The first thematic standard will cover climate-related risks and opportunities. As with the TCFD Recommendations, reporting entities must consider physical and transitional risks and, in addition, a number of industry-specific disclosure requirements, based on the SASB Standards, will be required.
In its response to this exposure draft, the FRC welcomes the formalisation of the TCFD Recommendations into IFRS S2, but notes that some of the disclosure obligations are “identical to the requirements in IFRS S1, which is somewhat unnecessary”. On that basis, the FRC suggests that this standard should “focus only on topic-specific elements in relation to climate change”.
Both proposed standards require consideration of the SASB Standards, which identify the sustainability disclosure topics most relevant to enterprise value for a typical business in each of 77 different industries.
The ISSB is seeking to embed SASB’s industry-based approach into its process and, notably, in an upcoming organisational change, the Value Reporting Foundation (which hosts the SASB Standards) will be consolidated into the IFRS Foundation, following formal approval by the respective governing boards in June.
However one current drawback of the SASB Standards is that they are notably US-centric. The ISSB acknowledges that this is a potential issue, so it is taking on the leadership of a project to improve the international applicability of the SASB Standards.
Indeed the FRC points out that the SASB Standards are based largely on research into the US market and contain multiple references to US-specific regulations.

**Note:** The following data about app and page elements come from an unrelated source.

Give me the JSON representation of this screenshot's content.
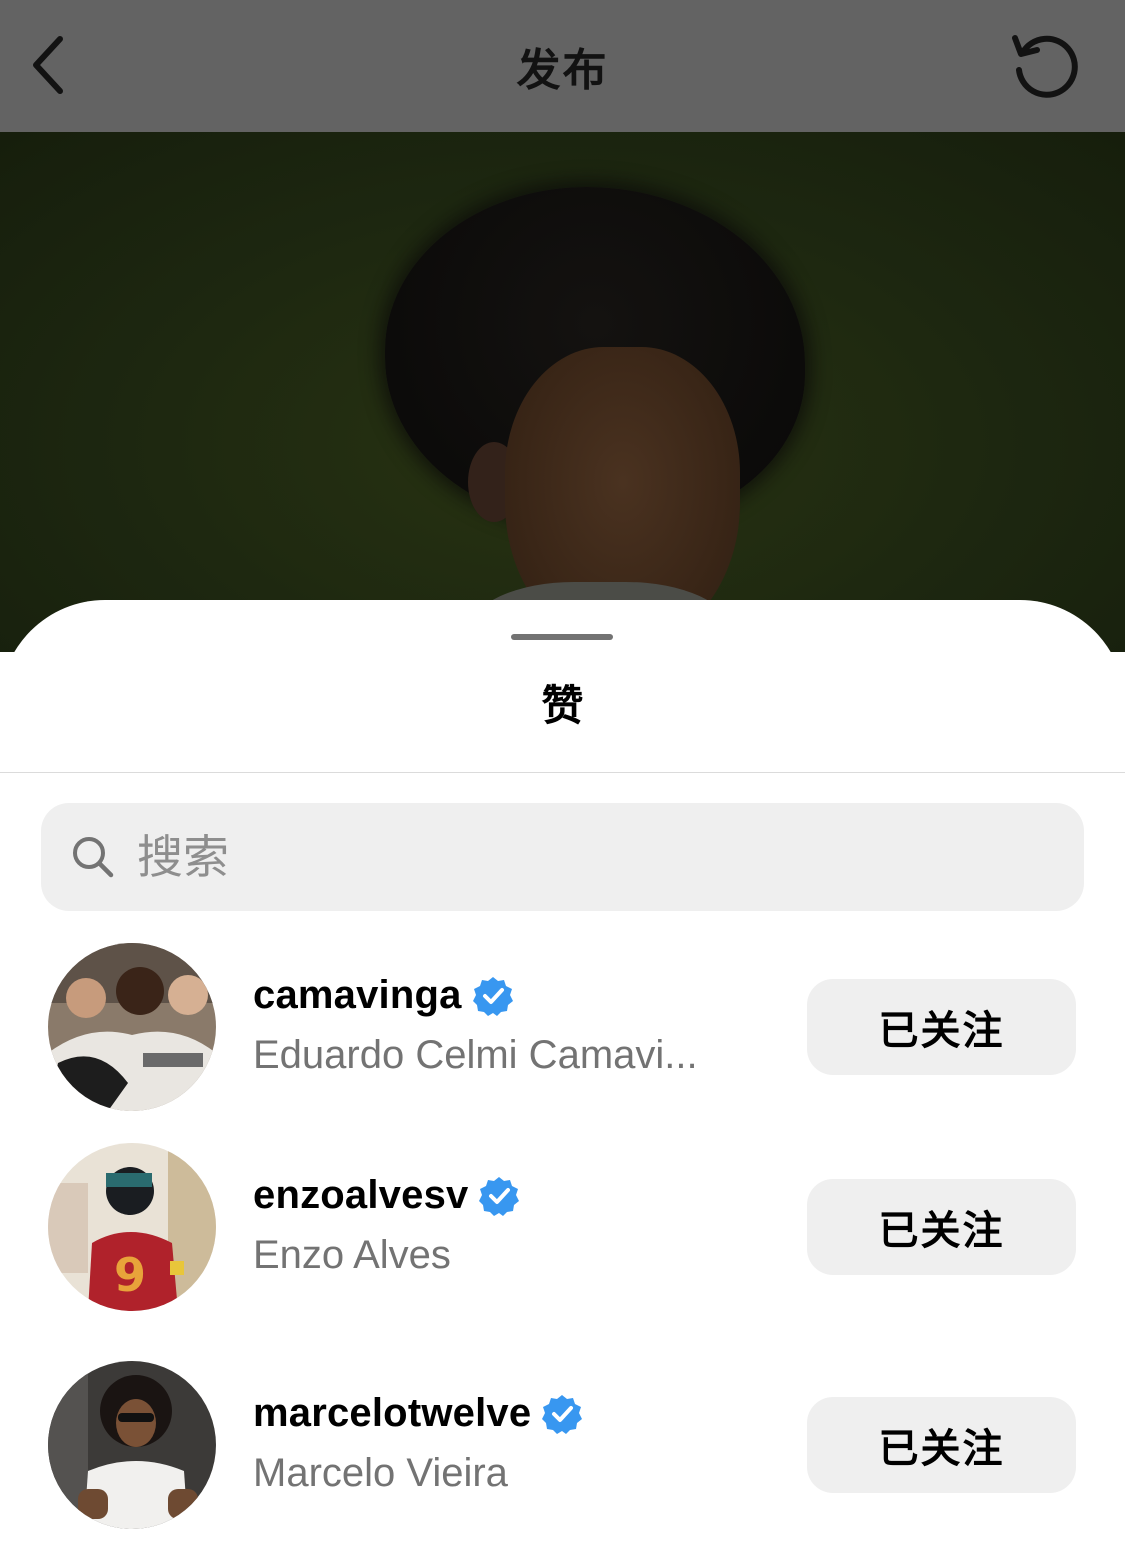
{
  "nav": {
    "title": "发布",
    "back_icon": "chevron-left-icon",
    "refresh_icon": "refresh-icon"
  },
  "sheet": {
    "title": "赞",
    "search": {
      "placeholder": "搜索",
      "icon": "search-icon"
    }
  },
  "likers": [
    {
      "username": "camavinga",
      "full_name": "Eduardo Celmi Camavi...",
      "verified": true,
      "button_label": "已关注"
    },
    {
      "username": "enzoalvesv",
      "full_name": "Enzo Alves",
      "verified": true,
      "button_label": "已关注"
    },
    {
      "username": "marcelotwelve",
      "full_name": "Marcelo Vieira",
      "verified": true,
      "button_label": "已关注"
    }
  ],
  "colors": {
    "verified_badge": "#3897f0",
    "secondary_text": "#737373",
    "button_bg": "#efefef",
    "overlay_bar": "#636363"
  }
}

Accordingly, it strongly recommends that, until the ISSB’s work on international applicability is complete, the SASB Standards should only constitute non-mandatory guidance where an IFRS Sustainability Disclosure Standard for a specific topic does not yet exist.
The publication of these exposure drafts was a significant milestone. UK businesses, especially larger companies which operate in industries with significant sustainability risks and opportunities, will need to monitor the work of the ISSB (and the FRC) closely, as these new standards take shape.
"Rarely do governments, policymakers and the private sector align behind a common cause. However, all agree on the importance of high-quality, globally comparable sustainability information for the capital markets. These proposals define what information to disclose, and where and how to disclose it." Emmanuel Faber, Chair of the ISSB.